_What you need to do:_ Go through the data and copy each line where the word "system" shows up.

──────── Dataset records

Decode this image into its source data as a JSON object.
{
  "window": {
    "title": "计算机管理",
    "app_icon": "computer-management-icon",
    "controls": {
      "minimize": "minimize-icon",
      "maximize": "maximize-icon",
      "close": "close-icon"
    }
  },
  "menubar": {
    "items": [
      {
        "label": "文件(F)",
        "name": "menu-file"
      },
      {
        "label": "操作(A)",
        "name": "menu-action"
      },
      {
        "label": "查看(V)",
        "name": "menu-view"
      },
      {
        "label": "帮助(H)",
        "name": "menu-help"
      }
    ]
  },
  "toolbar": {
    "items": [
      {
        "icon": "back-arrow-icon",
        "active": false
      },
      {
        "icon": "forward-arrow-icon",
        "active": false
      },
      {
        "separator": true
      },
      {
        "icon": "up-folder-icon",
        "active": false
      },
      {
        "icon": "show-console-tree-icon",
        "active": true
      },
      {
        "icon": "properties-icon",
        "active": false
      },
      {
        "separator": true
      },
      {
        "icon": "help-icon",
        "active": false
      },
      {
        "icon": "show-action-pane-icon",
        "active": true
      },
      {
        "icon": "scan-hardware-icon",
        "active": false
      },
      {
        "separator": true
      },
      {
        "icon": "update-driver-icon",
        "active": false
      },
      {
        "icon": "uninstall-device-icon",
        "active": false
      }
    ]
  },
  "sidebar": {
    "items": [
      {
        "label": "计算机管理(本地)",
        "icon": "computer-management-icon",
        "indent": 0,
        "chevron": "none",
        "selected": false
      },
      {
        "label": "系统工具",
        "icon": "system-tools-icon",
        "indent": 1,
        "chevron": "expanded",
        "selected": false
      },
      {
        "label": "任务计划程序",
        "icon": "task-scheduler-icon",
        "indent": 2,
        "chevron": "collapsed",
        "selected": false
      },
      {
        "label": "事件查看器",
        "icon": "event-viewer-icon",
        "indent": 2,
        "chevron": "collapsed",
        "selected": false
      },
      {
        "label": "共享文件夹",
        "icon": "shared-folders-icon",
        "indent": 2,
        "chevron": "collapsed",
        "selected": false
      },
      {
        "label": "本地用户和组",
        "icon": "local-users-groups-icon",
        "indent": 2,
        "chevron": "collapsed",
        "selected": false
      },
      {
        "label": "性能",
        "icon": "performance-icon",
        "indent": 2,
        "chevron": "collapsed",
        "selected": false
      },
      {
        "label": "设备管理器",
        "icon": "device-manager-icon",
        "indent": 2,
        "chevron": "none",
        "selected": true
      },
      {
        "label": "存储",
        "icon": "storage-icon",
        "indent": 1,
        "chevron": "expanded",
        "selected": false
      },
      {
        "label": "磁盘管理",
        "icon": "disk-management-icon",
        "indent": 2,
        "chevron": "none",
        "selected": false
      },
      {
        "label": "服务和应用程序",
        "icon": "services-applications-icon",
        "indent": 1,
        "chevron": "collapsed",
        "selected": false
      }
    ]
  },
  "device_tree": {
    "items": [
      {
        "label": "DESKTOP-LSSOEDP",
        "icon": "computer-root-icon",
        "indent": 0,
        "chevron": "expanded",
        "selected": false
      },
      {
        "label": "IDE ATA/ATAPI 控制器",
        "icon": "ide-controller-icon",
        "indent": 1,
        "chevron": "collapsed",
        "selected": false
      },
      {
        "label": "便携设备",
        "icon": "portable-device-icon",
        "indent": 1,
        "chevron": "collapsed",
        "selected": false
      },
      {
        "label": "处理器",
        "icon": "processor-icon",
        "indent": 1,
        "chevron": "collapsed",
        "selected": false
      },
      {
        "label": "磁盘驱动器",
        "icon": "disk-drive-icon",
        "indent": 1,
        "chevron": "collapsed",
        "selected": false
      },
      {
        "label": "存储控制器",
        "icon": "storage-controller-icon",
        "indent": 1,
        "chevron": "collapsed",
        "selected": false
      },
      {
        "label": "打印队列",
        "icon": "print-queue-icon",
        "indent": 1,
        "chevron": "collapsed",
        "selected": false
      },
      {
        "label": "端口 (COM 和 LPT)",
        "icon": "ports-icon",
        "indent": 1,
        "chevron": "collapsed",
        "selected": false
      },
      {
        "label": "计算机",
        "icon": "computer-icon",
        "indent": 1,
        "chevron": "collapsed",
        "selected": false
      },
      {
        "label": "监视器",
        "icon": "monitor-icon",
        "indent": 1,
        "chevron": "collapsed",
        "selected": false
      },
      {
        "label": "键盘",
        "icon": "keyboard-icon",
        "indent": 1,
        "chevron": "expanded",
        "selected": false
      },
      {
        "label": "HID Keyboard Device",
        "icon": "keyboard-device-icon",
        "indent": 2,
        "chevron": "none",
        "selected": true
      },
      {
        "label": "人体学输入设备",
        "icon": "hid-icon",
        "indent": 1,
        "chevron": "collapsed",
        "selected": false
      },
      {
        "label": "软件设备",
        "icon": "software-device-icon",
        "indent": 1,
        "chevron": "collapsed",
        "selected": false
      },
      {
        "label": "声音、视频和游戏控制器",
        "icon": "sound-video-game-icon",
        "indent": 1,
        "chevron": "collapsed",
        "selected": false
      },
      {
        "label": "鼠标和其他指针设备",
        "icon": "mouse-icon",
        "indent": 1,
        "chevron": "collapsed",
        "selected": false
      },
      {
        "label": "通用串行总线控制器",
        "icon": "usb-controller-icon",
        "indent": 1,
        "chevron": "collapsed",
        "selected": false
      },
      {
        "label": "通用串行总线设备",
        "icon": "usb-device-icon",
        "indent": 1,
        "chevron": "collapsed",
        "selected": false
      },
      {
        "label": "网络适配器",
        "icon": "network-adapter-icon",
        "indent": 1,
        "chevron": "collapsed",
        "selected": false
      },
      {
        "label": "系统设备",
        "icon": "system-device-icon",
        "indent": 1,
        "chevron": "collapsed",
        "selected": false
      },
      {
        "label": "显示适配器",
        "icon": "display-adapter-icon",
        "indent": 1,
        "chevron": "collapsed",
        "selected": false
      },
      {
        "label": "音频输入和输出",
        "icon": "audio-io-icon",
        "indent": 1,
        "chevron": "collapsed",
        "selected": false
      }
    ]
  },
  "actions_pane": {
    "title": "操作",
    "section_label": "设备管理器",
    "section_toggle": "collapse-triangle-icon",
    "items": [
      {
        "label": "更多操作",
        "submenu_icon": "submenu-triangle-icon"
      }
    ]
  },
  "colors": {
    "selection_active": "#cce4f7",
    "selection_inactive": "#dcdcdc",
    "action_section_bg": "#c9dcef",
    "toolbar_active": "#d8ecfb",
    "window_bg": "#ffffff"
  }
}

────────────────

_Finished exercise:_
        "icon": "system-tools-icon",
        "icon": "system-device-icon",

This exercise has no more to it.